Each of the now-defunct, “major player” Big Box Electronic stores—Circuit City, CompUSA, Computer City, Incredible Universe, Ultimate Electronic—died because they failed to recognize the reality that the rise of the Internet made customer service the only truly differentiating value that mattered in their market space.
When the Internet exploded, customers suddenly possessed an oceanic volume of alternatives to trudging downtown and buying product off a shelf. And like so many other short-sighted business institutions, the bulk of the Big Box Electronics stores failed to adapt.
Suddenly consumers could literally buy anything in the world, have it on their doorstep in 2-6 days, and do it at worst for the same price they were already paying retailers (and usually for much less). But rather than emphasizing their key benefits in the New Internet Market—giving customers the ability to physically handle merchandise, and work face-to-face with a customer service entity—Big Box Electronics remained entrenched in the same corporate customer service policies that existed prior to the New Market.

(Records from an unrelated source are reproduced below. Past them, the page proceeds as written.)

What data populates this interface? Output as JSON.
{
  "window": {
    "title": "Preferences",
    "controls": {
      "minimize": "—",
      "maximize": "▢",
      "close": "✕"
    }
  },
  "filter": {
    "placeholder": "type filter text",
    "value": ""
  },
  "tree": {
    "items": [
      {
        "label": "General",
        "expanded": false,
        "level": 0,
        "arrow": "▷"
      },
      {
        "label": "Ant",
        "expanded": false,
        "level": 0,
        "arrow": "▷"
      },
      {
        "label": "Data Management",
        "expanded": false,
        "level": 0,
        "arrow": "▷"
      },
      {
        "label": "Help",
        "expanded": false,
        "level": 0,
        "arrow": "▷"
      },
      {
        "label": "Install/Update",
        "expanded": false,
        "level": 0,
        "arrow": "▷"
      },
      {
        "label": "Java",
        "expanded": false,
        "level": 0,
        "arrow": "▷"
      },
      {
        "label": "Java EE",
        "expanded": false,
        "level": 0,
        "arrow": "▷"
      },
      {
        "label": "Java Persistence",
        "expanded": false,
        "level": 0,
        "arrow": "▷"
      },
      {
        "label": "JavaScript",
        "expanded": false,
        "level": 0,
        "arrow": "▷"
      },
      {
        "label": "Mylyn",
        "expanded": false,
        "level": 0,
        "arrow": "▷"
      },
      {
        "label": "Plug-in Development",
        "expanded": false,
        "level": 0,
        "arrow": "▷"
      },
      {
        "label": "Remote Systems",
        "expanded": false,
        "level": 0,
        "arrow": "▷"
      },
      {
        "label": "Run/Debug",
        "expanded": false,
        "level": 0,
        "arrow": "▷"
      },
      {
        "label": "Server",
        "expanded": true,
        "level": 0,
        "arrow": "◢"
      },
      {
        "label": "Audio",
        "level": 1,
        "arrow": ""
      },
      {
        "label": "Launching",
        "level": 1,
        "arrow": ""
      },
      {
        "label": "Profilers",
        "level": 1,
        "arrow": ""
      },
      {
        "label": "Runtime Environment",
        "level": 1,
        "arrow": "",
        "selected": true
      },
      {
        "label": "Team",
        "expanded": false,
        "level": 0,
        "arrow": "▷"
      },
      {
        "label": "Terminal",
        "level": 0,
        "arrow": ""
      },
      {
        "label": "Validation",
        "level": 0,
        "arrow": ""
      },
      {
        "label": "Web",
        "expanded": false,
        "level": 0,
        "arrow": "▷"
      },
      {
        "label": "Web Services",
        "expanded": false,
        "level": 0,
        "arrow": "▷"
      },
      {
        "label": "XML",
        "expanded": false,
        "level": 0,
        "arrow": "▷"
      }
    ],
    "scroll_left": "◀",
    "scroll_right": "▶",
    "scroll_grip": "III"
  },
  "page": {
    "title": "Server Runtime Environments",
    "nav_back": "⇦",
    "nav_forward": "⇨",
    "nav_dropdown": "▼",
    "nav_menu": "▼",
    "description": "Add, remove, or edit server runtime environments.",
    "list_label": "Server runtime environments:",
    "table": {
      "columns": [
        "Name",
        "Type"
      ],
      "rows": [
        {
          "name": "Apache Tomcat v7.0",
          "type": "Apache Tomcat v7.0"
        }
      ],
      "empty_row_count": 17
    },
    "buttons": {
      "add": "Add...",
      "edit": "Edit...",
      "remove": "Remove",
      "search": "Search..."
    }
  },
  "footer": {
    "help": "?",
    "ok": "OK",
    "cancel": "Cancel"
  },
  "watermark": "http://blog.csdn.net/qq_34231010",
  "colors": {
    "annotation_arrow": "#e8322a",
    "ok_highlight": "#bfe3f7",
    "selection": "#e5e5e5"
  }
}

Draconian return/exchange rules. Very little ability for local managers to handle problems without going up the corporate food chain. Little to no viable performance incentives to compel employees to stay motivated, leading to 80-120% employee turnover every 18 months. Emphasis on Old Market sales and performance metrics that did nothing to promote what needed to be the newest, critical core value for their sustainability—a remarkable customer experience.
Here’s the other thing that’s sobering—every single one of the previously listed Big Box retailers had a total lifespan of 20 years or less (in the case of some of them, it was less than ten). Two decades to go from highly successful, nationally brand-recognizable names, to nothing.
Ultimately, I’m saying this because having lived through the sheer incompetence and hubris of one of these blots on corporate America’s backside, if your sales team is struggling to close sales, be doubly sure that the problem doesn’t lie at the back door of customer service. Lead management, contact management, CRM—they’re only as useful as the rest of your company’s ability to deliver products and services at the levels your clients expect and deserve.
Look at your implementation process. How can you cut down time and unneeded complexity? How can you improve your community resources, or call center tactics to enhance the customer experience? How can you improve the user interface / speed up the deliverables / fix the weakest link in your product? And do you have the sales intelligence to know?
Free Lead Resonse Management Study
Answer the question, “When should companies call Web-generated leads for optimal contact and qualification ratios?”